How to Pay for In-Home Care and Technology
In-Home Care and Technology Working Together
Many families do not want to consider sending their loved one to a nursing home. The alternative is in-home health care which can be very expensive. Families may not be aware that technology can be used in conjunction with in-home care to reduce costs, but still ensure a loved one is monitored at all times. Technology cannot help with a bath, change bed linens, or cook a pot of soup; but it can alert family members when there has been a possible fall or change in normal activity during a loved one's "down hours" at night or day.
Cost For Technology
Technology can be purchased and used for less than $10 a day in most cases. Compared to $10-$30 an hour for 24/7 in-home care, using technology with part time in-home care can cut costs while still allowing a loved one to remain at home safely, but at a more affordable rate. Like in-home care, technology can be paid for in most states by Medicaid, long term care insurance, private pay, as well as, VA benefits for veterans. We encourage you to consider how our products and services may address your priorities for independent living. We welcome any questions you may have. Please contact us @ 1-828-877-684-3581 or www.simply-home.com. Look to your health; and if you have it, praise God and value it next to conscience; for health is the second blessing that we mortals are capable of, a blessing money can't buy.
- Izaak Walton
By Joseph L. Matthews, Caring.com Author
What to expect

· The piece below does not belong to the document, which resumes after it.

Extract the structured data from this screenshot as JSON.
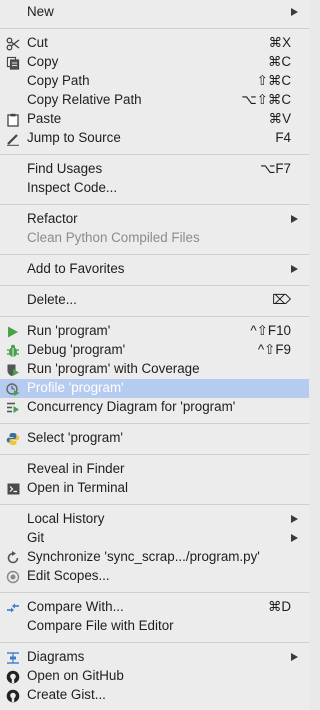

The cost of in-home care usually ranges between $10 and $30 an hour, depending on the location (urban areas tend to be more expensive), the type of care needed (simple help around the house is less expensive than skilled help with bathing, toileting, and safely getting in and out of bed, for example), and whether the caregiver comes from a licensed home care agency (more expensive) or is an independent home care worker (less expensive).
Here are some of the options you can explore to help pay for in-home care:
Look into public benefit programs
If your loved one has very low income and few assets other than the home he or she lives in, some public benefit programs -- including Medicaid, PACE, , and Cash and Counseling -- pay a limited amount for care. Explore public benefit programs.
Consider private insurance options
There are at least two options worth looking into: If your loved one has a long-term care insurance policy, it may include coverage for in-home care. He or she might also consider converting a life insurance policy into cash to help pay for in-home care. Explore private insurance options.
Use personal and family assets
Like most families, you'll probably have to rely on your loved one's and other family members' personal assets to pay most in-home care costs. There are several ways personal and family assets can be used help pay for in-home care, including tapping into the equity in your loved one's home and gathering contributions from those family members who aren't actively helping with daily care. Explore personal asset options.
In addition to public benefits, private insurance, and personal assets, you might want to explore some other avenues to help fund paid in-home care, including assistance from local churches, high schools or colleges, and adult daycare centers. Find supplemental sources of support for in-home care.